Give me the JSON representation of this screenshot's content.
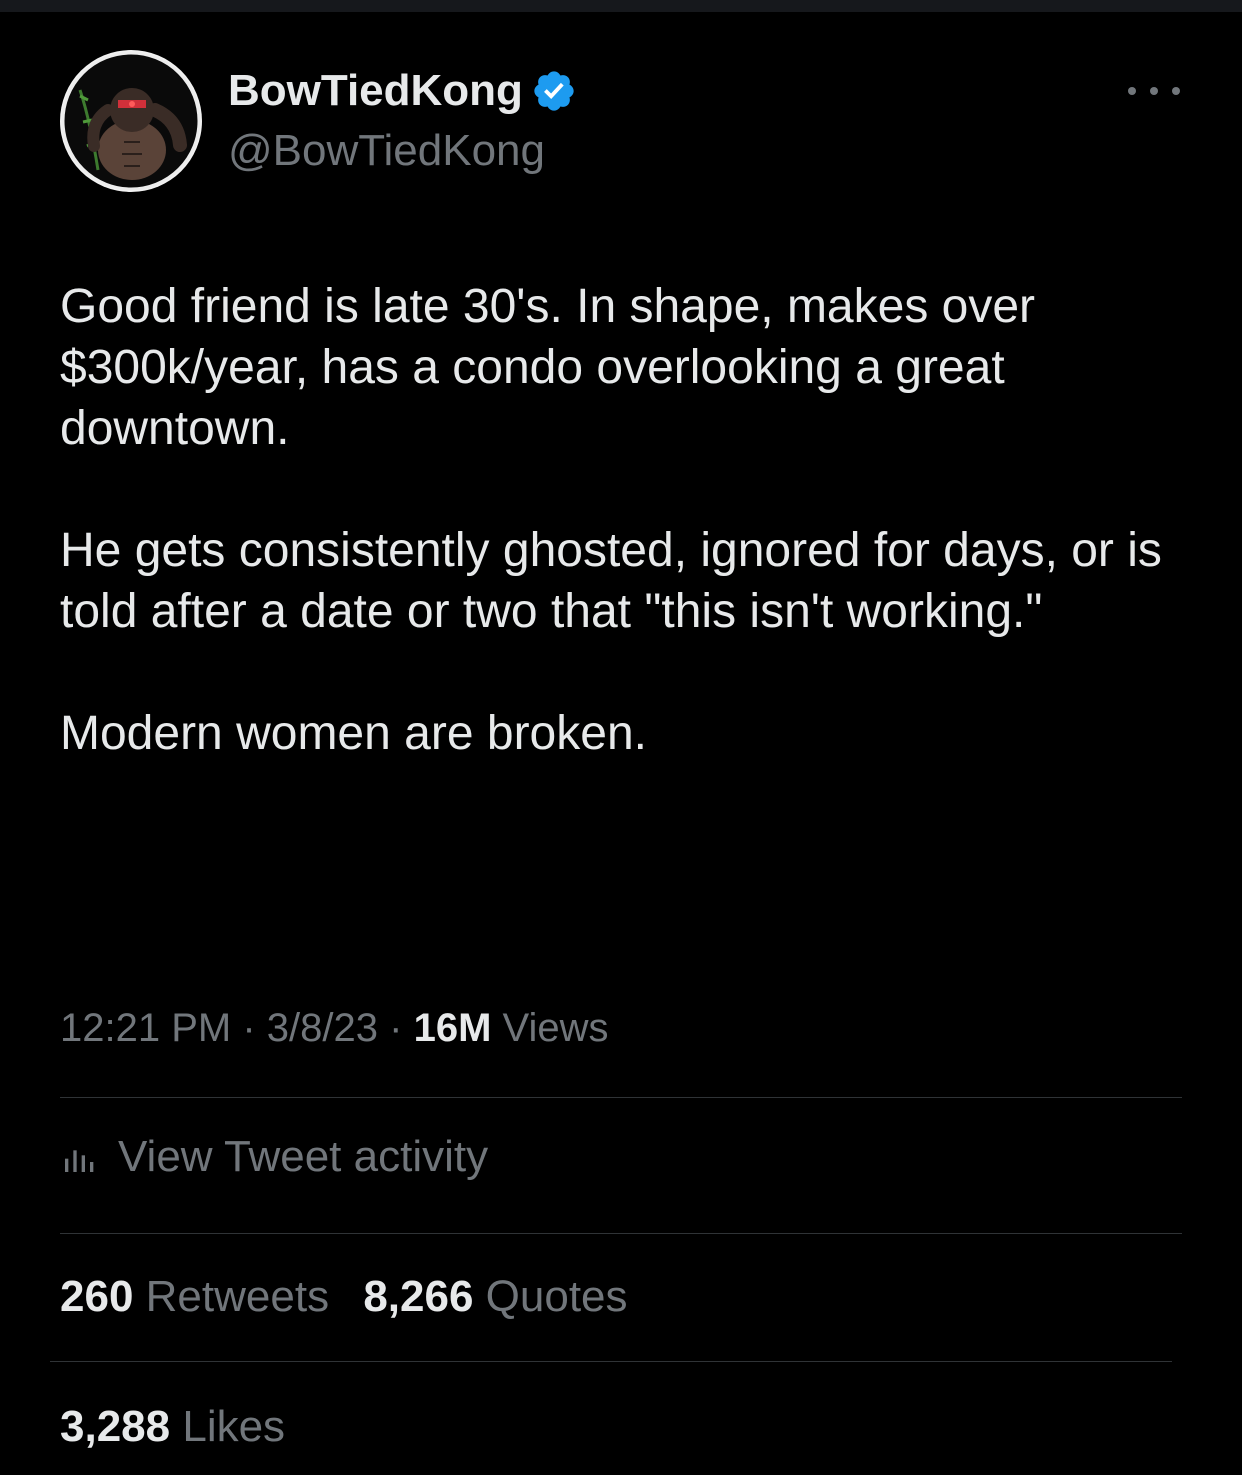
{
  "author": {
    "display_name": "BowTiedKong",
    "handle": "@BowTiedKong",
    "verified": true,
    "avatar_icon": "gorilla-avatar"
  },
  "tweet": {
    "paragraphs": [
      "Good friend is late 30's. In shape, makes over $300k/year, has a condo overlooking a great downtown.",
      "He gets consistently ghosted, ignored for days, or is told after a date or two that \"this isn't working.\"",
      "Modern women are broken."
    ]
  },
  "meta": {
    "time": "12:21 PM",
    "date": "3/8/23",
    "views_count": "16M",
    "views_label": "Views",
    "separator": "·"
  },
  "activity": {
    "label": "View Tweet activity",
    "icon": "bar-chart-icon"
  },
  "stats": {
    "retweets_count": "260",
    "retweets_label": "Retweets",
    "quotes_count": "8,266",
    "quotes_label": "Quotes",
    "likes_count": "3,288",
    "likes_label": "Likes"
  },
  "colors": {
    "background": "#000000",
    "text_primary": "#e7e9ea",
    "text_secondary": "#71767b",
    "divider": "#2f3336",
    "verified_blue": "#1d9bf0"
  }
}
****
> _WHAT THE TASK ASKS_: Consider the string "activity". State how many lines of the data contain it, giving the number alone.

> _EXERCISE ANSWER_: 2